The question should actually be: are you creating good employment? It is widely recognised that small and medium sized enterprises are good for a national economy, not in the least because, taken together, these types of enterprises have the potential to create a lot of employment. In the countries where we work, unemployment is a major challenge, so jobs and income generation opportunities are very welcome.
When do you pay a fair wage to your employees?
Unfortunately, not all jobs are good jobs. Take the issue of living wages, for example. A living wage means that a worker’s salary is sufficient to take care of himself/herself and his/her family. If employees do not receive living wages, they will live in poverty and may be forced to take on other jobs, which will have a negative impact on their productivity. Do you pay a living wage to your employees? You can check what the living wage is in your country at WageIndicator.
How do you pay a fair price to suppliers?

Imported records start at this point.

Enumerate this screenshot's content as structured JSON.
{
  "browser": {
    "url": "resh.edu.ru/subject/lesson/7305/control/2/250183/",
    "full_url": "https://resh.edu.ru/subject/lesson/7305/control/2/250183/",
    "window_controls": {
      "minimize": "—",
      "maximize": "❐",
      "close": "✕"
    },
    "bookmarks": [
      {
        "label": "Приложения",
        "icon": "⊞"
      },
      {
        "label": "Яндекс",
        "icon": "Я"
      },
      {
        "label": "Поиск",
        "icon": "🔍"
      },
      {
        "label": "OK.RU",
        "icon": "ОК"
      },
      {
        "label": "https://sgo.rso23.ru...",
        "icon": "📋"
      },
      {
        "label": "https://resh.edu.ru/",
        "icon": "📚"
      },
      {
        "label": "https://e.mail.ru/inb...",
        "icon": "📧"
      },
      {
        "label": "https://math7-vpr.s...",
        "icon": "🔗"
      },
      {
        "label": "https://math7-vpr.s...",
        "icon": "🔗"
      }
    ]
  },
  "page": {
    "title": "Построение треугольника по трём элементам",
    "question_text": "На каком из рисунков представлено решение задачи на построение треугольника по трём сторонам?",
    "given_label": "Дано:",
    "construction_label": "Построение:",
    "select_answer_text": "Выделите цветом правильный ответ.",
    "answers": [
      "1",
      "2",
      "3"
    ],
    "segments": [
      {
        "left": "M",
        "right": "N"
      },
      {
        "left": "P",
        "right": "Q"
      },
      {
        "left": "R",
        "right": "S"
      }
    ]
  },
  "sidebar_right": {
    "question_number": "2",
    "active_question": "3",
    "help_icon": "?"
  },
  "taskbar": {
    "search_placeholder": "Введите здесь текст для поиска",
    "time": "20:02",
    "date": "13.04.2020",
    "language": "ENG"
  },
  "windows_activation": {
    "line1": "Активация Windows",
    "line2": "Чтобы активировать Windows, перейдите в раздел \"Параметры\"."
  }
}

The same is true for suppliers. Instead of employing people, you might be generating work and income through purchasing from suppliers such as farmers or craftsmen. The question is: do the suppliers receive a price that is fair for the work they do and which will allow them to make a living? The living wage can be used to calculate a fair price. Add the production costs to the living wage and divide this amount by the quantity produced to calculate a fair price. Add a bit so that farmers can invest in seeds, fertilisers, mechanisation and other input. This sounds far more simple than it actually is, since not all farmers can produce the same quantity, and quantities vary according to circumstances. While a fair price will thus vary too, it is at least a rough guide and a basis for negotiation with your suppliers. Click here for a guide on calculating fair prices.